In that sense, the control freak in me finds those things hard to do in a way, to let go of part of the process, but with someone like Alan, I obviously feel a lot more comfortable and a lot more secure about letting go of that process because this guy is like second to none. That was a good feeling—to know that I could, in fact, delegate something like that to somebody and not have to worry about that. Maybe, that’s another reason why the record sounds as good as it does because, this time, I wasn’t trying to be everything. I wasn’t trying to be the engineer, the producer, the guitar player, the singer—I let some of the process go, and I was able to, perhaps, be a little bit more focused on the really important stuff, which is the music and how the music was being performed by the musicians.

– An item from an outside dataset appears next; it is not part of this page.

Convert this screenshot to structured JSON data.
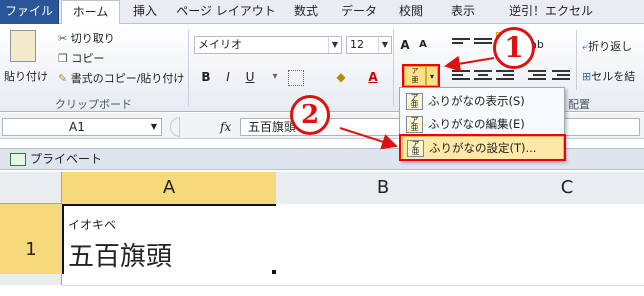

RR: It’s interesting that you consider yourself a control freak and, yet, you are considered one of the best modern collaborators. I do understand how the two concepts can be married to each other. For example, getting back to the idea of the imagery on The Raven matching up with the music and lyrics, how did you conceptualize your ghost stories, which come with the album, and how did you get the illustrator to collaborate with you, so that vision could come together, so well?

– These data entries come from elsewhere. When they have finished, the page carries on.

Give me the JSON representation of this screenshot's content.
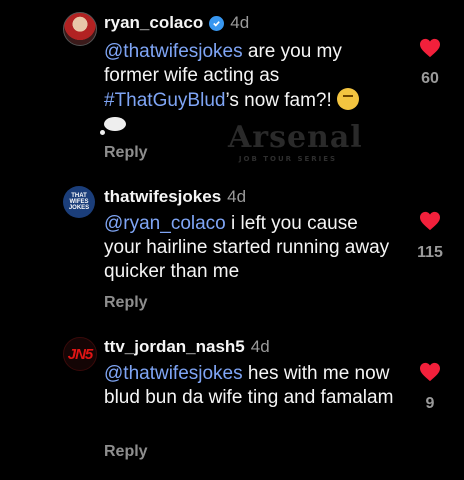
{
  "watermark": {
    "title": "Arsenal",
    "subtitle": "JOB TOUR SERIES"
  },
  "comments": [
    {
      "username": "ryan_colaco",
      "verified": true,
      "time": "4d",
      "mention": "@thatwifesjokes",
      "text_1": " are you my former wife acting as ",
      "hashtag": "#ThatGuyBlud",
      "text_2": "’s now fam?! ",
      "emoji": [
        "thinking-face",
        "thought-balloon"
      ],
      "reply_label": "Reply",
      "likes": "60",
      "liked": true
    },
    {
      "username": "thatwifesjokes",
      "avatar_text": "THAT WIFES JOKES",
      "time": "4d",
      "mention": "@ryan_colaco",
      "text_1": " i left you cause your hairline started running away quicker than me",
      "reply_label": "Reply",
      "likes": "115",
      "liked": true
    },
    {
      "username": "ttv_jordan_nash5",
      "avatar_text": "JN5",
      "time": "4d",
      "mention": "@thatwifesjokes",
      "text_1": " hes with me now blud bun da wife ting and famalam",
      "reply_label": "Reply",
      "likes": "9",
      "liked": true
    }
  ],
  "colors": {
    "background": "#000000",
    "mention": "#7fa5f5",
    "heart": "#f2203b",
    "verified": "#3897f0"
  }
}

SW: Hajo Mueller is a German artist, and I’ve known Hajo for a few years now, and actually Hajo’s been sending me his self-published books of his illustrations, his prose, and his own stories. I’ve always felt that they are absolutely wonderful, and I’ve been waiting for the right project to come along where I could work with Hajo on it from beginning to end. This seemed like the perfect project for Hajo because Hajo’s style has an almost childlike fairy tale quality to it, but it’s also very dark, very surreal, and very melancholic. I thought it was just perfect for this particular project because as soon as I had this idea that we were going to do a book of ghost stories in musical form, I immediately thought of Hajo because if you are going to do a book of ghost stories, and you want it to feel like it’s something from a hundred years ago, you don’t really use photography. Photography is pretty much what I’ve always used on almost every project that I’ve ever done. It has been photography-based until this one.

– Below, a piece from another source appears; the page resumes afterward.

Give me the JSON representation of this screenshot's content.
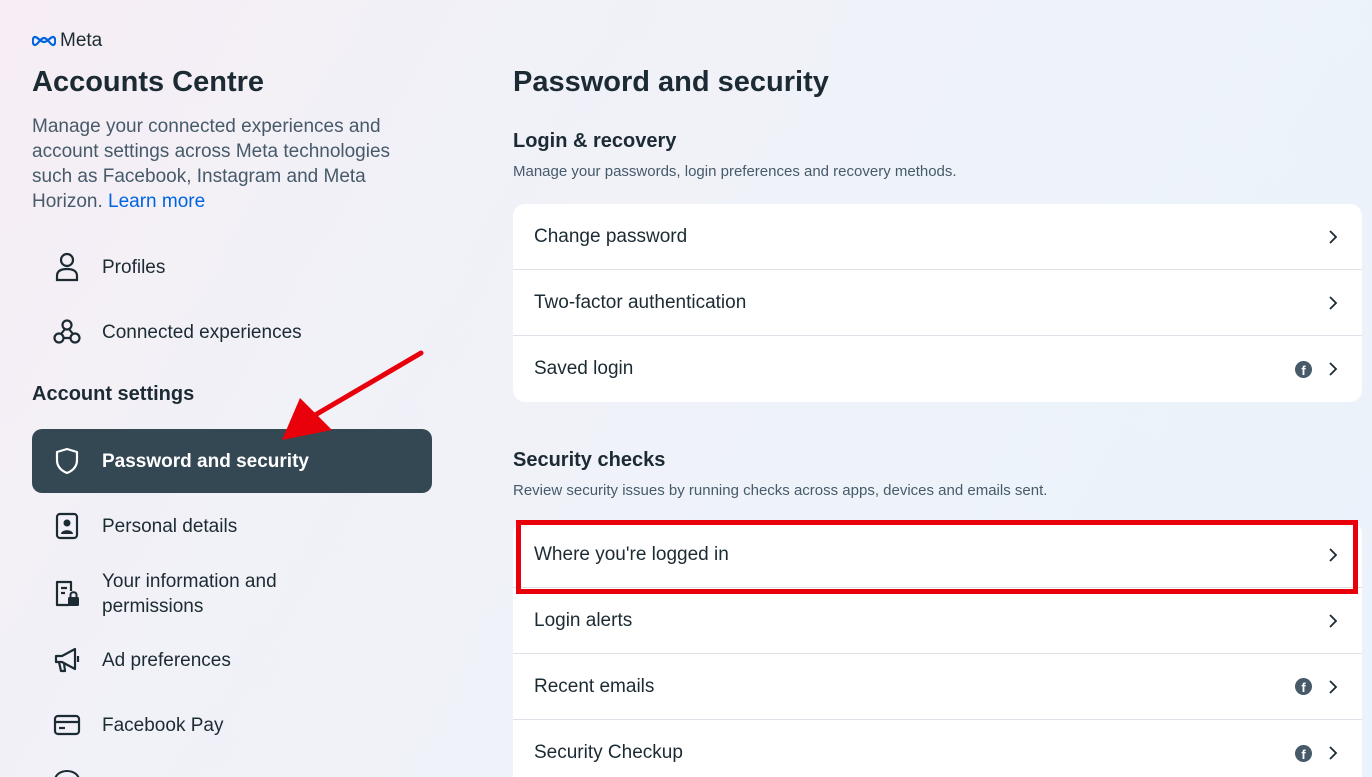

The reason I didn’t want to go with photography is because I did want this feeling—this is like the way a book from 1904 would have been illustrated. This is the way that Lewis Carroll or Edgar Allen Poe would have been illustrated. Photography at that point became kind of irrelevant, so I knew that I wanted illustrations. As I said, I had known Hajo for a few years, and I was kind of waiting, really, for the right opportunity to collaborate with him. In fact, some of the visual ideas we have in the special edition come from things I already knew from his self-published books. I would see something and say, “You know what? We should definitely use those characters and that kind of idea you’ve got there that you published in your previous book. We could use that. We could steal that for this song here.” That was the way we worked. He’s a bit like me. He’s incredibly fast and very prolific, producing all these ideas, and it was almost a question of sifting through to find the ones that resonated the strongest for me with the music and the lyrics.

Show 1 Comments